Task requirements » Set down all the data again. Change nothing.

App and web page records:
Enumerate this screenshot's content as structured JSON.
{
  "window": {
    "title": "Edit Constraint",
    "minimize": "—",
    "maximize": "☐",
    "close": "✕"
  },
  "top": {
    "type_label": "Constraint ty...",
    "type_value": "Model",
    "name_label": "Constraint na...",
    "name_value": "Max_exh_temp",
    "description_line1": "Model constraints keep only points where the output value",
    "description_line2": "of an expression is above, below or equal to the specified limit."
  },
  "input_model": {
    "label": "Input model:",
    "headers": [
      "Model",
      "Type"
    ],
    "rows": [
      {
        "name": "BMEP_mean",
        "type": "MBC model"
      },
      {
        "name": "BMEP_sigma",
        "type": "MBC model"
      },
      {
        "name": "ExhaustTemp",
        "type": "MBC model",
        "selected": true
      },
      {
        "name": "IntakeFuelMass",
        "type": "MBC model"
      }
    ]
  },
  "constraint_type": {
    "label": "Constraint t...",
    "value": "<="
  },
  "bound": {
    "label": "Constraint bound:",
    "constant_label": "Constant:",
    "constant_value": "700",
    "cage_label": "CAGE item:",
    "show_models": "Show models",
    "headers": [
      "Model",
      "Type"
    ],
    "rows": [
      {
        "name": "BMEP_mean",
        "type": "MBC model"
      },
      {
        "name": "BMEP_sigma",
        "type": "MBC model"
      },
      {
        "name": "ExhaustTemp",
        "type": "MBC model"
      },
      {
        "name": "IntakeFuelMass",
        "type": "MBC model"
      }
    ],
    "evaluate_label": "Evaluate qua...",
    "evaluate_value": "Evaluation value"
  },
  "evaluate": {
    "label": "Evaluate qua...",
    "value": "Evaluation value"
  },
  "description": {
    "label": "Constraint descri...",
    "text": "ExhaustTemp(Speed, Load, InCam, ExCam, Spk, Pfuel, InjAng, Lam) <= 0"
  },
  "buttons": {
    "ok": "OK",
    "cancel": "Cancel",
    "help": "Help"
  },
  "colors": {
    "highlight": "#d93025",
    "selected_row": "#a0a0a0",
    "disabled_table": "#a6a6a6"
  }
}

Solution to this problem »
Enumerate this screenshot's content as structured JSON.
{
  "window": {
    "title": "Edit Constraint",
    "minimize": "—",
    "maximize": "☐",
    "close": "✕"
  },
  "top": {
    "type_label": "Constraint ty...",
    "type_value": "Model",
    "name_label": "Constraint na...",
    "name_value": "Max_exh_temp",
    "description_line1": "Model constraints keep only points where the output value",
    "description_line2": "of an expression is above, below or equal to the specified limit."
  },
  "input_model": {
    "label": "Input model:",
    "headers": [
      "Model",
      "Type"
    ],
    "rows": [
      {
        "name": "BMEP_mean",
        "type": "MBC model"
      },
      {
        "name": "BMEP_sigma",
        "type": "MBC model"
      },
      {
        "name": "ExhaustTemp",
        "type": "MBC model",
        "selected": true
      },
      {
        "name": "IntakeFuelMass",
        "type": "MBC model"
      }
    ]
  },
  "constraint_type": {
    "label": "Constraint t...",
    "value": "<="
  },
  "bound": {
    "label": "Constraint bound:",
    "constant_label": "Constant:",
    "constant_value": "700",
    "cage_label": "CAGE item:",
    "show_models": "Show models",
    "headers": [
      "Model",
      "Type"
    ],
    "rows": [
      {
        "name": "BMEP_mean",
        "type": "MBC model"
      },
      {
        "name": "BMEP_sigma",
        "type": "MBC model"
      },
      {
        "name": "ExhaustTemp",
        "type": "MBC model"
      },
      {
        "name": "IntakeFuelMass",
        "type": "MBC model"
      }
    ],
    "evaluate_label": "Evaluate qua...",
    "evaluate_value": "Evaluation value"
  },
  "evaluate": {
    "label": "Evaluate qua...",
    "value": "Evaluation value"
  },
  "description": {
    "label": "Constraint descri...",
    "text": "ExhaustTemp(Speed, Load, InCam, ExCam, Spk, Pfuel, InjAng, Lam) <= 0"
  },
  "buttons": {
    "ok": "OK",
    "cancel": "Cancel",
    "help": "Help"
  },
  "colors": {
    "highlight": "#d93025",
    "selected_row": "#a0a0a0",
    "disabled_table": "#a6a6a6"
  }
}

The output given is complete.